How to complete this task: Please count the lines in the records below that include the word "说说分类" and report only the total.

Data provided:
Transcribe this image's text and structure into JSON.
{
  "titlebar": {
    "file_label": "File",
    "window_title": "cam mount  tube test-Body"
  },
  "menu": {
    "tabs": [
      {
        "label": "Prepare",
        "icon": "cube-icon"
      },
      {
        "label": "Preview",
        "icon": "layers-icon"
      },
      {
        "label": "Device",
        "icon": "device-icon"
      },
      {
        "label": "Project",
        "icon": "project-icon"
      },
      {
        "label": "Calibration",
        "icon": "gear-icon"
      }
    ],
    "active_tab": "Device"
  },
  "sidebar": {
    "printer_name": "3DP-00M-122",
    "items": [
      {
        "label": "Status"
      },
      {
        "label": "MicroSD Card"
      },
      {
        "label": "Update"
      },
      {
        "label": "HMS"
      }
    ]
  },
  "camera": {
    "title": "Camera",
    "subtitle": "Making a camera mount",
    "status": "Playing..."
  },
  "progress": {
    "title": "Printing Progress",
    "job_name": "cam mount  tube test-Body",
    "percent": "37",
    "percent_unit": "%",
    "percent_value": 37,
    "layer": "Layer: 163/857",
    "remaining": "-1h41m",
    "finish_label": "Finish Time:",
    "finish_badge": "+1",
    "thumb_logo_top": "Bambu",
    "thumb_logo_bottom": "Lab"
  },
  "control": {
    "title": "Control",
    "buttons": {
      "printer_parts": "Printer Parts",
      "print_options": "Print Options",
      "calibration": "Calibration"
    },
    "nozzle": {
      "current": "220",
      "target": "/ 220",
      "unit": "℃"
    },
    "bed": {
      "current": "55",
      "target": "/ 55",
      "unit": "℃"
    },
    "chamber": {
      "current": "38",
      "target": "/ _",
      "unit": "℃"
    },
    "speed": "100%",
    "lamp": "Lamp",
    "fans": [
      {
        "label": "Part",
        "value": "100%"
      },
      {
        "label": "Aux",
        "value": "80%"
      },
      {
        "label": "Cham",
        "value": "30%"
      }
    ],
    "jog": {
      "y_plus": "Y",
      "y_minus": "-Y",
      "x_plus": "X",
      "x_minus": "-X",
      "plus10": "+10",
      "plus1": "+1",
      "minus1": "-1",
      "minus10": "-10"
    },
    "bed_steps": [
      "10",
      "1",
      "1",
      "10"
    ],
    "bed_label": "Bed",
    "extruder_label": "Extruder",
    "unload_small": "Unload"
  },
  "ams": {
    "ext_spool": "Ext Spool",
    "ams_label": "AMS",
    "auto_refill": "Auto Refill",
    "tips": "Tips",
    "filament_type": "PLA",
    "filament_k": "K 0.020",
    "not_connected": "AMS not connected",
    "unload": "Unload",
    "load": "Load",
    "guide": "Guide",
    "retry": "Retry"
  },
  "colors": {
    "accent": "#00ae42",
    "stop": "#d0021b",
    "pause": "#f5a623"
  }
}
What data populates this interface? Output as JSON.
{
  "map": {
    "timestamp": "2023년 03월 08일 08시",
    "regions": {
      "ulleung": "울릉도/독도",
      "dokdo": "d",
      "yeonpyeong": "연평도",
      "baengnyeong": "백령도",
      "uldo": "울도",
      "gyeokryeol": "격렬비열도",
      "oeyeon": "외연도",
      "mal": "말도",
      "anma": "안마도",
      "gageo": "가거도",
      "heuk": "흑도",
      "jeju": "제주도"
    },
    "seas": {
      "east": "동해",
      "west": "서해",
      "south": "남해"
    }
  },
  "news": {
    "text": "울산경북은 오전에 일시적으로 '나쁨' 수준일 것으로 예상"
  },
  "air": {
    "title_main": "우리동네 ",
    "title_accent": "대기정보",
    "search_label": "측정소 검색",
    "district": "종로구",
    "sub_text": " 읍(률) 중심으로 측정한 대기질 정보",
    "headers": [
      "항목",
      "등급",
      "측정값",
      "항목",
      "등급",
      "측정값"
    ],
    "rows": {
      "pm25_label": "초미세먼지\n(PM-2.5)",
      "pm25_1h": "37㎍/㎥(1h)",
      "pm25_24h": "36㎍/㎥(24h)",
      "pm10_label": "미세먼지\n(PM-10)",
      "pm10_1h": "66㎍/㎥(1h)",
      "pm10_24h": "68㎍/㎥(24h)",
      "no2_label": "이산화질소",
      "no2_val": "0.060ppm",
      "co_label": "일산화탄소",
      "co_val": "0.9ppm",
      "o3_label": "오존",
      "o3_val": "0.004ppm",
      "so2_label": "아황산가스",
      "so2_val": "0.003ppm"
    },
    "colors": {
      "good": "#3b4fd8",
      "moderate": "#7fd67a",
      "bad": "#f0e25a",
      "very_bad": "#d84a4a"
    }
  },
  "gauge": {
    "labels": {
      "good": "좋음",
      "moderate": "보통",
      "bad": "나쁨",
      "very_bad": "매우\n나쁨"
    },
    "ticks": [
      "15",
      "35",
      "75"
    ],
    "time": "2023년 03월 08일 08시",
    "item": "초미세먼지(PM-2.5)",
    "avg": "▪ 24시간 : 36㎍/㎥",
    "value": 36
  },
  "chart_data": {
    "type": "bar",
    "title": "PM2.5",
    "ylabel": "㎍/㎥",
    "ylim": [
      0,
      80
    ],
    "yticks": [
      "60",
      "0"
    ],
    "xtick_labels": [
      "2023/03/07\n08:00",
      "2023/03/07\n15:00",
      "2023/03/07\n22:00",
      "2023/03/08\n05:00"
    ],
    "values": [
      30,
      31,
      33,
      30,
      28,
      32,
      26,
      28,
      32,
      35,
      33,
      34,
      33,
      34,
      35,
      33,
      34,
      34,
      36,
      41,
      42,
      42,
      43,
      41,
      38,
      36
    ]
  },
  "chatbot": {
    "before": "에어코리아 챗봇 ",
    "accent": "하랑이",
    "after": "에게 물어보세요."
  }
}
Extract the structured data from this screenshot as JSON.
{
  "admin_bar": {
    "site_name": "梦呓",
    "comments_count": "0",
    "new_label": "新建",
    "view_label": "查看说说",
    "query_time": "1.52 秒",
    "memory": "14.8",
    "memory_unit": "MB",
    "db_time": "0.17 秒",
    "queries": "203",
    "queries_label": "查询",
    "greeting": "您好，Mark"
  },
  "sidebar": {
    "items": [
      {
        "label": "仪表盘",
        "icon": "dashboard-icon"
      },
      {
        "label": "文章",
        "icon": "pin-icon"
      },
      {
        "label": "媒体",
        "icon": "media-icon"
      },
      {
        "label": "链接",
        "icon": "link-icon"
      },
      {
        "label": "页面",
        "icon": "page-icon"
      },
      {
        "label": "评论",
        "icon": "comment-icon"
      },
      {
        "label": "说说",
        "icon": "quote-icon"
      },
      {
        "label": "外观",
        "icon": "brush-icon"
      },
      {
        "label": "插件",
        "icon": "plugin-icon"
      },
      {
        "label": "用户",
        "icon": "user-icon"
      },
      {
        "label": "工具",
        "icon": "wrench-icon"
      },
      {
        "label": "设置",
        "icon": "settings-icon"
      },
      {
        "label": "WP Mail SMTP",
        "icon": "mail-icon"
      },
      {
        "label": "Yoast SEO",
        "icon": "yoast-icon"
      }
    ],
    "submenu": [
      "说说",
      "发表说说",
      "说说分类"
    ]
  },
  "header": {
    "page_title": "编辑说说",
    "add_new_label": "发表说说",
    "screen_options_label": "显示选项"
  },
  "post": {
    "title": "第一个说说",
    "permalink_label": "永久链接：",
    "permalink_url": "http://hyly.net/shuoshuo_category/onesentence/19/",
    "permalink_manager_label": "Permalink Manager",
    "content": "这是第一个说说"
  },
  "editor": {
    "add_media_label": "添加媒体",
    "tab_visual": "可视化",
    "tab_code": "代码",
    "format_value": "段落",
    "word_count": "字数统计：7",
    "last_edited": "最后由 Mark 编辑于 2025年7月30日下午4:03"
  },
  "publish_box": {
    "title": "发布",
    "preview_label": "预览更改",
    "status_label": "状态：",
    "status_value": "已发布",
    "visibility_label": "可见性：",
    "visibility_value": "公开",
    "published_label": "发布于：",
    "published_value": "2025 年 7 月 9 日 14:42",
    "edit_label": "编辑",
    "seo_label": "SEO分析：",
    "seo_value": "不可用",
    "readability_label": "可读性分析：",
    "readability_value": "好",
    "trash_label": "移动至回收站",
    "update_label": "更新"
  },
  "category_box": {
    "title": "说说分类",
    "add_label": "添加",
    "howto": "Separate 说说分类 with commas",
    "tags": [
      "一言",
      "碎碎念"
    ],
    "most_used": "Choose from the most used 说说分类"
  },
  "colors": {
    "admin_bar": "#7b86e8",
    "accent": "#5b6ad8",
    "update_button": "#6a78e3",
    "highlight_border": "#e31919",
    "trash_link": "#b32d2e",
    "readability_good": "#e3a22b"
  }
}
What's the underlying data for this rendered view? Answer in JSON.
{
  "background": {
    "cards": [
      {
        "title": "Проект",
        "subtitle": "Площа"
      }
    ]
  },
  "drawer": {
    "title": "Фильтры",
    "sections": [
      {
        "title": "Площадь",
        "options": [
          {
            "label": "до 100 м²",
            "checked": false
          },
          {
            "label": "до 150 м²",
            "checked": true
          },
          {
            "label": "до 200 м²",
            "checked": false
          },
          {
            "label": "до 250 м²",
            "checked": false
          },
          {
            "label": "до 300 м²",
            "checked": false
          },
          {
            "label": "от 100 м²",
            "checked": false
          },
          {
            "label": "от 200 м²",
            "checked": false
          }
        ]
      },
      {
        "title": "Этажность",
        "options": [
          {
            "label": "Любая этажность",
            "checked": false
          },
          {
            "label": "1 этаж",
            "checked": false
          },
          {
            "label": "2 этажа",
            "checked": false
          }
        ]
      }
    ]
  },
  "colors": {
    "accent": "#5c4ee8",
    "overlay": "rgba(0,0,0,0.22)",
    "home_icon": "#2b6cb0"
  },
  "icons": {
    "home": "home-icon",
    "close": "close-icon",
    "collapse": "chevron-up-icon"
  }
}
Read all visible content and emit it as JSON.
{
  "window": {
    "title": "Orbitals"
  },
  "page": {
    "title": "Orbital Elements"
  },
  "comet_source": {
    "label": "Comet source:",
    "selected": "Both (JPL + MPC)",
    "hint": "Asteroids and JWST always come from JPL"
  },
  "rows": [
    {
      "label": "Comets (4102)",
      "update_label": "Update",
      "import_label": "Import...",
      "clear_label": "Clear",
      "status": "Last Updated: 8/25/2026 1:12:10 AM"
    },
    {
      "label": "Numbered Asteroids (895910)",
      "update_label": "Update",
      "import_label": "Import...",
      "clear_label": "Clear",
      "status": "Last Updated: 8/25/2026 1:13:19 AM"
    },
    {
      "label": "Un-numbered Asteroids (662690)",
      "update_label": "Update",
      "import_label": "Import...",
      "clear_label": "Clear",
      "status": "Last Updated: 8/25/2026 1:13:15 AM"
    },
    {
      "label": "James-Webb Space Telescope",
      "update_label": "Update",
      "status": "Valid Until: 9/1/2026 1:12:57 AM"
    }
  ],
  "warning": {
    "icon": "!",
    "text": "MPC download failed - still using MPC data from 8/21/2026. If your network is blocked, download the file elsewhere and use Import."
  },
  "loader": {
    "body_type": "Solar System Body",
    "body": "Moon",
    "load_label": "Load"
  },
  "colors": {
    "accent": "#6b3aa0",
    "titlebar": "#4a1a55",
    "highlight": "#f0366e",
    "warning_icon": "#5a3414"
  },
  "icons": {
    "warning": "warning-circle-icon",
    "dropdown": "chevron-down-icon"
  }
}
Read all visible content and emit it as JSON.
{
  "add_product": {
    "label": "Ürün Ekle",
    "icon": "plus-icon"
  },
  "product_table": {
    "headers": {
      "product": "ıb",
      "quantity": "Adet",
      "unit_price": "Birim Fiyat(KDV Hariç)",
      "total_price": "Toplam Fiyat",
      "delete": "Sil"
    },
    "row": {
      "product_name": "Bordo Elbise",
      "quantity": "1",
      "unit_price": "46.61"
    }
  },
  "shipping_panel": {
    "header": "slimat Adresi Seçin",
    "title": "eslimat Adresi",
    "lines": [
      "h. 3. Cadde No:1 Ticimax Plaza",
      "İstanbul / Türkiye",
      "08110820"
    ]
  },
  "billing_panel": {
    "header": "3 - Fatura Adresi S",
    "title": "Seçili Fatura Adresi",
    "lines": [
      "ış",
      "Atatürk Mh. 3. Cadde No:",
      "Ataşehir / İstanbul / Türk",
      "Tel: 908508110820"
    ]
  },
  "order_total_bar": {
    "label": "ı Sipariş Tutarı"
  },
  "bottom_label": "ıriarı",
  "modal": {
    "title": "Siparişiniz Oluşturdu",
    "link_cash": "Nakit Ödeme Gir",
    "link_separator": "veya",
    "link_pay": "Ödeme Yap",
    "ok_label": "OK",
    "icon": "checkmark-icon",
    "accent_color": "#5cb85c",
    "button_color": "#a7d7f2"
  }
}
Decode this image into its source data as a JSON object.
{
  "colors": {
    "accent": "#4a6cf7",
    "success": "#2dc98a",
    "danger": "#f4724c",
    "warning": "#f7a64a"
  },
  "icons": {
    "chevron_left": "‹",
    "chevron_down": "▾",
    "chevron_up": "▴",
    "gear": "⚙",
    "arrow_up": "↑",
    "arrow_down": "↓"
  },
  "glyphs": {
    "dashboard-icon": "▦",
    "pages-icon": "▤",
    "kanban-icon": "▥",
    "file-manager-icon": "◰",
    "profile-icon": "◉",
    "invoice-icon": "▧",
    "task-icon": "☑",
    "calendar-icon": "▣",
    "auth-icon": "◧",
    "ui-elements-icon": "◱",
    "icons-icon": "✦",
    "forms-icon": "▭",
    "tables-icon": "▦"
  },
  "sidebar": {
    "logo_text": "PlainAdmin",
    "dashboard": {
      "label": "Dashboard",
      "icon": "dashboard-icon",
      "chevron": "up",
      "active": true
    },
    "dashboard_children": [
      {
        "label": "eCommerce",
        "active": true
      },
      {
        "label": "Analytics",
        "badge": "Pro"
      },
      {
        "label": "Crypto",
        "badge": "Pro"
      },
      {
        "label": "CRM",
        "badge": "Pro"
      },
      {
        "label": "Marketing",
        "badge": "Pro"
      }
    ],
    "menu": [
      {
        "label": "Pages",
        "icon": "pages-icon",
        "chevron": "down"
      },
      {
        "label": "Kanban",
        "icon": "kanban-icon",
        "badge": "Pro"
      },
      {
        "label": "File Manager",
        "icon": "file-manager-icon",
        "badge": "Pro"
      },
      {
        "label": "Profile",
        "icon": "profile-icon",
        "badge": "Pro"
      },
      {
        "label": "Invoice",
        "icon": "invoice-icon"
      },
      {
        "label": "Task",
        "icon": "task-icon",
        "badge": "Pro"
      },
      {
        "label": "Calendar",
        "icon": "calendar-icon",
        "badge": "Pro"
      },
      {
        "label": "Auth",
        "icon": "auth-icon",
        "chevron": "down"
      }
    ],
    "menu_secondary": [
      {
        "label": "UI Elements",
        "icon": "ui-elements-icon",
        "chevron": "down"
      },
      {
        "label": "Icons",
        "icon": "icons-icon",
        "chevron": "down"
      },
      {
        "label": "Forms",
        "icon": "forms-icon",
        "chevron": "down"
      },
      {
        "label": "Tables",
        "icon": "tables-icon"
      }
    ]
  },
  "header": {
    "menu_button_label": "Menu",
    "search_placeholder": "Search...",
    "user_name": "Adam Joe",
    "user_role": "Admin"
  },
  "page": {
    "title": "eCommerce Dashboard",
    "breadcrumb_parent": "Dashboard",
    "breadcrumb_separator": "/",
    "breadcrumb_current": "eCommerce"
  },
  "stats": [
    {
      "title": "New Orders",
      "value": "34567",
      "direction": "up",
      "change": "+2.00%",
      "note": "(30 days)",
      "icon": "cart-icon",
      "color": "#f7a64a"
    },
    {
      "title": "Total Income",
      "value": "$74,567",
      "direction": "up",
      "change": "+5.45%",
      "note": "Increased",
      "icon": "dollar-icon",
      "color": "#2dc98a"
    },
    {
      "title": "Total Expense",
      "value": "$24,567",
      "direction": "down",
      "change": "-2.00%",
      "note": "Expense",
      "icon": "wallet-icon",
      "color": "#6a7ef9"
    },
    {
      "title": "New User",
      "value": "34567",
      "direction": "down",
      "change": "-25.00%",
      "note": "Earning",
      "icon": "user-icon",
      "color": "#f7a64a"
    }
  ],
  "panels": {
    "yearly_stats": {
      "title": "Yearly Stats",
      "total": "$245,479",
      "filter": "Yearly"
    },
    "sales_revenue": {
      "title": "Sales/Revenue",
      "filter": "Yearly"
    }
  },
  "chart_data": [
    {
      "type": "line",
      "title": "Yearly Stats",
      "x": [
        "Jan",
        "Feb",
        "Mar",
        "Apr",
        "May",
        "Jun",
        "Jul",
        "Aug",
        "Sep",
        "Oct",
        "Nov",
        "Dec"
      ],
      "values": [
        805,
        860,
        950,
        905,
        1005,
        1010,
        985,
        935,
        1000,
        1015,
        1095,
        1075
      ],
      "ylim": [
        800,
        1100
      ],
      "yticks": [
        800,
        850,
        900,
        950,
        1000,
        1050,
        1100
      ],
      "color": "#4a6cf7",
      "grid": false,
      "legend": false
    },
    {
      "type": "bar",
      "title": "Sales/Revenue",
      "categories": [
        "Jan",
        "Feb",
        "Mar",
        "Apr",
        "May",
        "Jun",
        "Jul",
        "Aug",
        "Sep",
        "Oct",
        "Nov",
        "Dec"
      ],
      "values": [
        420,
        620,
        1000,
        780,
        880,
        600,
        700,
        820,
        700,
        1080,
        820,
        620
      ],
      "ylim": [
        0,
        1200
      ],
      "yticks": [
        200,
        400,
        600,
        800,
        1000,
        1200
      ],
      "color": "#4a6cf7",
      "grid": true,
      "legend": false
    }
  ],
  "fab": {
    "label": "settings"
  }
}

Answer below: 4